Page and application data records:
********
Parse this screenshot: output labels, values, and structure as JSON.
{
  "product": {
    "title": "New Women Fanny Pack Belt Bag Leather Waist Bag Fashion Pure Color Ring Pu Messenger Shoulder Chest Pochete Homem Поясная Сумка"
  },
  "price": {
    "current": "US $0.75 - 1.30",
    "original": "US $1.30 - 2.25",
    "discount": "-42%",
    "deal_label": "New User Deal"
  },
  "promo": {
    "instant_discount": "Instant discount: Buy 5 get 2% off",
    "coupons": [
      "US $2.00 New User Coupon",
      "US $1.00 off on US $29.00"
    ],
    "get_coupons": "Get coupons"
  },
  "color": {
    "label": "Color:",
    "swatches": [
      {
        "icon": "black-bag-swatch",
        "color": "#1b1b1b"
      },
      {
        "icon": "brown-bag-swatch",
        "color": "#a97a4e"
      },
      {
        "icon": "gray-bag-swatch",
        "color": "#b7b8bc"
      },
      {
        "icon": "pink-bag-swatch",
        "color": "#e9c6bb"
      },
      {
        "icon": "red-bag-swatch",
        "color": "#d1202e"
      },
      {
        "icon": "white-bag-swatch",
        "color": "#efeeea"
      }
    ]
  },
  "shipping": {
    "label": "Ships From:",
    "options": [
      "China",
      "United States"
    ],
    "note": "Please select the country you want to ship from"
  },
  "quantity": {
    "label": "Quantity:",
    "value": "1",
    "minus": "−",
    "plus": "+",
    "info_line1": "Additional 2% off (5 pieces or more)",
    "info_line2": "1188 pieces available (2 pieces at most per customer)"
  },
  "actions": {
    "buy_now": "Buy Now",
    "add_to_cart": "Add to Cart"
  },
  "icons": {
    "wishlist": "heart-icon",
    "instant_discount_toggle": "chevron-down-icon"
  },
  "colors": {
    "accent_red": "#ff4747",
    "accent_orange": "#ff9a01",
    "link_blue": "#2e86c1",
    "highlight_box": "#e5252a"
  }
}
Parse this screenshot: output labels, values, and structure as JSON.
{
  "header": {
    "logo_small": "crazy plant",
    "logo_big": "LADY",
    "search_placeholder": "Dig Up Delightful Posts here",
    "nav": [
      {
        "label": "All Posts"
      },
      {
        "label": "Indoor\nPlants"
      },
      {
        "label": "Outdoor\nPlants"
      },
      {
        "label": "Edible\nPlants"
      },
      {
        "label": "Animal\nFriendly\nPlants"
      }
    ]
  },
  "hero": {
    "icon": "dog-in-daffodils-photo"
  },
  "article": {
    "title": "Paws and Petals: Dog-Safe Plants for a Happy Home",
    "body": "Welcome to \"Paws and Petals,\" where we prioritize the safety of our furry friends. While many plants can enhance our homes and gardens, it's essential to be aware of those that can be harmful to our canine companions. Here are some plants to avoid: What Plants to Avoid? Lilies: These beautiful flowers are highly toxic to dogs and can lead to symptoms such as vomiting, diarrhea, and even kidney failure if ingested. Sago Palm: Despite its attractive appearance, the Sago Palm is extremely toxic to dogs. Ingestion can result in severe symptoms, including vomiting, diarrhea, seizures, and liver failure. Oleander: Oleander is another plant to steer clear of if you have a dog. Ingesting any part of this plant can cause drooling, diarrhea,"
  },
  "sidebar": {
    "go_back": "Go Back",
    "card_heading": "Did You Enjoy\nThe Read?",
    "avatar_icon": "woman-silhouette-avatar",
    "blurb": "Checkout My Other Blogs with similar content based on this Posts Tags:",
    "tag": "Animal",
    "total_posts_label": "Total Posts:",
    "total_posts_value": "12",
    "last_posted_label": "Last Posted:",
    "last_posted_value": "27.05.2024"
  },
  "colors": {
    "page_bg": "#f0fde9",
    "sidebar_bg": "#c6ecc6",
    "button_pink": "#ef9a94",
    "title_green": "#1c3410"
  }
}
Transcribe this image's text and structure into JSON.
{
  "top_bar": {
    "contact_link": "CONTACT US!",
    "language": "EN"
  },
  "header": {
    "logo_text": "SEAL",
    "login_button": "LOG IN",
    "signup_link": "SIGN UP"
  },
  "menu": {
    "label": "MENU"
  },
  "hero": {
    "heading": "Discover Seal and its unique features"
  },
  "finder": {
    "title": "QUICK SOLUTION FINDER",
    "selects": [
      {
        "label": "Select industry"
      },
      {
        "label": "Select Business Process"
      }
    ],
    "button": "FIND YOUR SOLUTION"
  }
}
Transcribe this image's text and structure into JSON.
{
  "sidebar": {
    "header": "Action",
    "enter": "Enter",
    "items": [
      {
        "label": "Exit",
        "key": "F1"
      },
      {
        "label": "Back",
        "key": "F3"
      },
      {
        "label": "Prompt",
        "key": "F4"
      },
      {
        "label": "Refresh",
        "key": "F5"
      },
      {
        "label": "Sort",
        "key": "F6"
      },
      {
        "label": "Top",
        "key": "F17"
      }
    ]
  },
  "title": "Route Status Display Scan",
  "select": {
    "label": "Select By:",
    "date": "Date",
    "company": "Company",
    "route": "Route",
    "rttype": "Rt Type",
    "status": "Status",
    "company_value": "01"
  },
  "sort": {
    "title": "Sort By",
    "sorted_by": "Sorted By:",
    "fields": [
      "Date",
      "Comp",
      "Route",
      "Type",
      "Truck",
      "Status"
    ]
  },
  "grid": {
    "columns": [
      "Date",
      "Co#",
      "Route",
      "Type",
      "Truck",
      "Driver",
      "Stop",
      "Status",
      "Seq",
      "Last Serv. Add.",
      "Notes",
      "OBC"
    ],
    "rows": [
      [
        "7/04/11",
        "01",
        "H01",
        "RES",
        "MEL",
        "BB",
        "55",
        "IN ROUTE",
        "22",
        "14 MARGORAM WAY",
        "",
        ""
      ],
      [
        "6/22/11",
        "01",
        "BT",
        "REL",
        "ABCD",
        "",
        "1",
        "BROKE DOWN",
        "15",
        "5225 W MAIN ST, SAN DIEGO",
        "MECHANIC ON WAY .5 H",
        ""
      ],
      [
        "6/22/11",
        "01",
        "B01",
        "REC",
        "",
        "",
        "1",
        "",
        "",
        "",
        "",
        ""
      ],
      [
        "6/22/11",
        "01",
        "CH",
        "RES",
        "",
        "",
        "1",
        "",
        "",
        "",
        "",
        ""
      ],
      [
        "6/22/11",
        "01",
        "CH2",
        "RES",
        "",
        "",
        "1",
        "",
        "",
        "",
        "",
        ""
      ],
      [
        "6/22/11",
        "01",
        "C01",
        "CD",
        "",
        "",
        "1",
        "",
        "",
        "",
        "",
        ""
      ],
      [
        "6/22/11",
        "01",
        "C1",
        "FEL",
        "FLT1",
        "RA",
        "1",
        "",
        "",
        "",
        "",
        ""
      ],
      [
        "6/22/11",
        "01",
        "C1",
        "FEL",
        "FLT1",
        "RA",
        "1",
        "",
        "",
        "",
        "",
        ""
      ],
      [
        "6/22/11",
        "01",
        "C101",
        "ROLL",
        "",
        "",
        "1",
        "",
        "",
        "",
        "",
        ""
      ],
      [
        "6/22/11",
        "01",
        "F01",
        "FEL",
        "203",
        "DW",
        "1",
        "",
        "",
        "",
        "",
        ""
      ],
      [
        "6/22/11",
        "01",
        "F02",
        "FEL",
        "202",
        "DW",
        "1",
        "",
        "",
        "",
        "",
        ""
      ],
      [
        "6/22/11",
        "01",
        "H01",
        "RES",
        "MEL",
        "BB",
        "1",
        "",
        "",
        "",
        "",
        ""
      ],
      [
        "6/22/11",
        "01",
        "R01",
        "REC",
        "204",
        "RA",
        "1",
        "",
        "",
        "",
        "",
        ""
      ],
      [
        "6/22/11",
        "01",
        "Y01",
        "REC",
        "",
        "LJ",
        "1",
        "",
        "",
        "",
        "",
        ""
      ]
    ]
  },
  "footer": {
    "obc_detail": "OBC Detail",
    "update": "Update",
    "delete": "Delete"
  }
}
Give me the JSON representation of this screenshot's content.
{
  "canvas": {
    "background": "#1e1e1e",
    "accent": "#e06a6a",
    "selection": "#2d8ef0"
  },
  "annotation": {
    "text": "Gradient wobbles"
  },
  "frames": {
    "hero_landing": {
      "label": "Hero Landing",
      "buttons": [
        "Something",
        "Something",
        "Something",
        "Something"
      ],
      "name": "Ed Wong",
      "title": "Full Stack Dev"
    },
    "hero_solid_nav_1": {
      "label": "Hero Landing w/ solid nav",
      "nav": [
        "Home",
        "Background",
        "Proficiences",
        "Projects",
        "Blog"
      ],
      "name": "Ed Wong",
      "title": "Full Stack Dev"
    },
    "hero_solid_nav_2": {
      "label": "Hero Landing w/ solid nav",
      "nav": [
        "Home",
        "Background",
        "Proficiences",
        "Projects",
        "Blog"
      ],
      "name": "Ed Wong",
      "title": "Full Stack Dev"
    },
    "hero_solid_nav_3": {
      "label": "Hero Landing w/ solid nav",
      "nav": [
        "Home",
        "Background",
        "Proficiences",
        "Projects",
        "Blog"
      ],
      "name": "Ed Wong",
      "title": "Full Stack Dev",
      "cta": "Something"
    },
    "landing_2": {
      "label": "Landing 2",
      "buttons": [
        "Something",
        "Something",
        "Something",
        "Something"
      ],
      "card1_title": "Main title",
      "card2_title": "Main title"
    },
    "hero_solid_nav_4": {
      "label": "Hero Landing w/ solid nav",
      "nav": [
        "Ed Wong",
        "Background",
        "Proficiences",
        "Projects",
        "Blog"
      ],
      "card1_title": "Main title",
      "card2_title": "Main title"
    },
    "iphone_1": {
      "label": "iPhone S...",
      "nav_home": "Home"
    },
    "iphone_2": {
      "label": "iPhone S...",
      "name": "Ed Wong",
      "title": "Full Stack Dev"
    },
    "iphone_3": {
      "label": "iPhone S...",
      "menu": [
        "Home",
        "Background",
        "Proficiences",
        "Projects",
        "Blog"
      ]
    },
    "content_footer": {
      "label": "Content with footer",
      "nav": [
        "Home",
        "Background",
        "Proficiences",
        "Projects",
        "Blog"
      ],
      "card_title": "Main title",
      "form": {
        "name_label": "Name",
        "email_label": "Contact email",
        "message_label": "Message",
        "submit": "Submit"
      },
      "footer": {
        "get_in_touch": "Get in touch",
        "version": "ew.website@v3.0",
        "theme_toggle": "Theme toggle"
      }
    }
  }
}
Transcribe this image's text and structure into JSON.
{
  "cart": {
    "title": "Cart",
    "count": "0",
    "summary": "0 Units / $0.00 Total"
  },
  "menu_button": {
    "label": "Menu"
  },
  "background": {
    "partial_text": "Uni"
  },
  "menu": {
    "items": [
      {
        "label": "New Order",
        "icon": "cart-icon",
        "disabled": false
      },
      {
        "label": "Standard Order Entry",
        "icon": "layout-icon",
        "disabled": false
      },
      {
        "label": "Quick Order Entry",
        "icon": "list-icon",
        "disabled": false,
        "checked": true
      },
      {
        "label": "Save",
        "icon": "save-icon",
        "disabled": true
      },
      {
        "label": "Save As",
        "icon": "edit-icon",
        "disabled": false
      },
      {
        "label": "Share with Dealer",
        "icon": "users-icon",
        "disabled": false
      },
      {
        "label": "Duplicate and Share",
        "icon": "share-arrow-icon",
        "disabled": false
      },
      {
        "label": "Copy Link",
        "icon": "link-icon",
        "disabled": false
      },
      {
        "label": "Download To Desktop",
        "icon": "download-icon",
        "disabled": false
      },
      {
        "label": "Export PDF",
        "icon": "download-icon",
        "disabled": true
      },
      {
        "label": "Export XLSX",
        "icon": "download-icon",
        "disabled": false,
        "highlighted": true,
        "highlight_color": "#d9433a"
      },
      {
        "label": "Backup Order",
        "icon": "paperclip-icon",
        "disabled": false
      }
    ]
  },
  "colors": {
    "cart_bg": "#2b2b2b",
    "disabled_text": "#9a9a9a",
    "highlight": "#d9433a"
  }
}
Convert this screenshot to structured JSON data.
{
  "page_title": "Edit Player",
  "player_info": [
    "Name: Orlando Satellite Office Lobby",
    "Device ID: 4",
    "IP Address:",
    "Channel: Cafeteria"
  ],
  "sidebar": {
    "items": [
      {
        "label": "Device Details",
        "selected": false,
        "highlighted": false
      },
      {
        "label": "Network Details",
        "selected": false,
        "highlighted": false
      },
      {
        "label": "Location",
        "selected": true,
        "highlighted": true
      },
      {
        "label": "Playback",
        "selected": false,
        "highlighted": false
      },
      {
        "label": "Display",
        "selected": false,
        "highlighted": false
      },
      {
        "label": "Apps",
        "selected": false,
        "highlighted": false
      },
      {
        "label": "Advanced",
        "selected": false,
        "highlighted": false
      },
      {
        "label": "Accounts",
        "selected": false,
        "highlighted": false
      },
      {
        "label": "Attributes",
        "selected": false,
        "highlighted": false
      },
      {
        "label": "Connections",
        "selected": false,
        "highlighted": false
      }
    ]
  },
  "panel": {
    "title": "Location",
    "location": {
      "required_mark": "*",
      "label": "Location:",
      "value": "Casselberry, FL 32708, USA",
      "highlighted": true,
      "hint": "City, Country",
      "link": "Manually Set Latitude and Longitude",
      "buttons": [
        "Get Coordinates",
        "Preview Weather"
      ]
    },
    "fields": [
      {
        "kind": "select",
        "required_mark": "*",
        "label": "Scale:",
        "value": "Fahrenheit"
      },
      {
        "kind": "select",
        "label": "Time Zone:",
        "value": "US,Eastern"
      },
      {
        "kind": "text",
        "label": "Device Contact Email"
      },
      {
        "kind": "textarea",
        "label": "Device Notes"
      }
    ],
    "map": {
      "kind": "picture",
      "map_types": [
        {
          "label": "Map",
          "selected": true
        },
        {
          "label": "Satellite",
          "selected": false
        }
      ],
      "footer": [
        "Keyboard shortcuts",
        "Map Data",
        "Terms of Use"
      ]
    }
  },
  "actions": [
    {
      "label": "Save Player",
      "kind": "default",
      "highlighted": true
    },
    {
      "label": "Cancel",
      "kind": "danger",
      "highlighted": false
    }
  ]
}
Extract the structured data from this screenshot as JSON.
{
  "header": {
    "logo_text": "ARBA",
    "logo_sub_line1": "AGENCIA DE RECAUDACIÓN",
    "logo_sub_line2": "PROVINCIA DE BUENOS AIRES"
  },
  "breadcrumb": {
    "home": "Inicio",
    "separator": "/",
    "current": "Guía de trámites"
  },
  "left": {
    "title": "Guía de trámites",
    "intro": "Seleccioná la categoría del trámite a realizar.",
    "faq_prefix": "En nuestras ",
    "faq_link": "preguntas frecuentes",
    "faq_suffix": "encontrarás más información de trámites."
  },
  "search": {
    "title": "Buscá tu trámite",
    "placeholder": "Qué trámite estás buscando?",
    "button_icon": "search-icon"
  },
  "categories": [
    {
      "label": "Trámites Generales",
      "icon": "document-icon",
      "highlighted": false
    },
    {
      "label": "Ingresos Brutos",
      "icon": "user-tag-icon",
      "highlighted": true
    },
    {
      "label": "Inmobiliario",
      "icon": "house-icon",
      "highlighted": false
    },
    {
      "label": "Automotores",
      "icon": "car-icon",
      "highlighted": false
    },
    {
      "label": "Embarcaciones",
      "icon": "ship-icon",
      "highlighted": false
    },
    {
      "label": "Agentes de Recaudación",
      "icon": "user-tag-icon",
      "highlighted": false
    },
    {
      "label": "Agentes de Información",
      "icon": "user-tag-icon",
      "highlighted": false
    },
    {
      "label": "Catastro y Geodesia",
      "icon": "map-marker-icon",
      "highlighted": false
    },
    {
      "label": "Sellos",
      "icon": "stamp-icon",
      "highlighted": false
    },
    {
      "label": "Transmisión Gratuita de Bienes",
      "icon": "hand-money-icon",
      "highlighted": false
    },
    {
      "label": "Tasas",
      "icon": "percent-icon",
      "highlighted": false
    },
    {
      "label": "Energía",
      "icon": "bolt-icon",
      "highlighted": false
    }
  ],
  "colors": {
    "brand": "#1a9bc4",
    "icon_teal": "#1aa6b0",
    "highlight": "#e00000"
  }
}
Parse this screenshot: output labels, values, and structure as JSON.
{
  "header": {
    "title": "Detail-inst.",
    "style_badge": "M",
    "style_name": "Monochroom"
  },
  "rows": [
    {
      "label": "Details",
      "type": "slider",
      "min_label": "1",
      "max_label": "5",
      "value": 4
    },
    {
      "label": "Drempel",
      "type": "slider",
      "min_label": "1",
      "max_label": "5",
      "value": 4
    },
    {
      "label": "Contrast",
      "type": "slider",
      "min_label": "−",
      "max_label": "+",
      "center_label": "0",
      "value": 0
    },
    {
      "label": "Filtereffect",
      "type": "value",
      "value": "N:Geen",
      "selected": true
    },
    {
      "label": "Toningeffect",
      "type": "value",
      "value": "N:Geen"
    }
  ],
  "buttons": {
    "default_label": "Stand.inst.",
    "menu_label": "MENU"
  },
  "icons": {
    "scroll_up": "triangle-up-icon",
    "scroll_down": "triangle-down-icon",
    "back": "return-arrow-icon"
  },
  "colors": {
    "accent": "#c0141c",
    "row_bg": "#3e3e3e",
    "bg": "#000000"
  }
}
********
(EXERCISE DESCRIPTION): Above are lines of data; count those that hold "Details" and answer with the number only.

(WRITTEN ANSWER): 3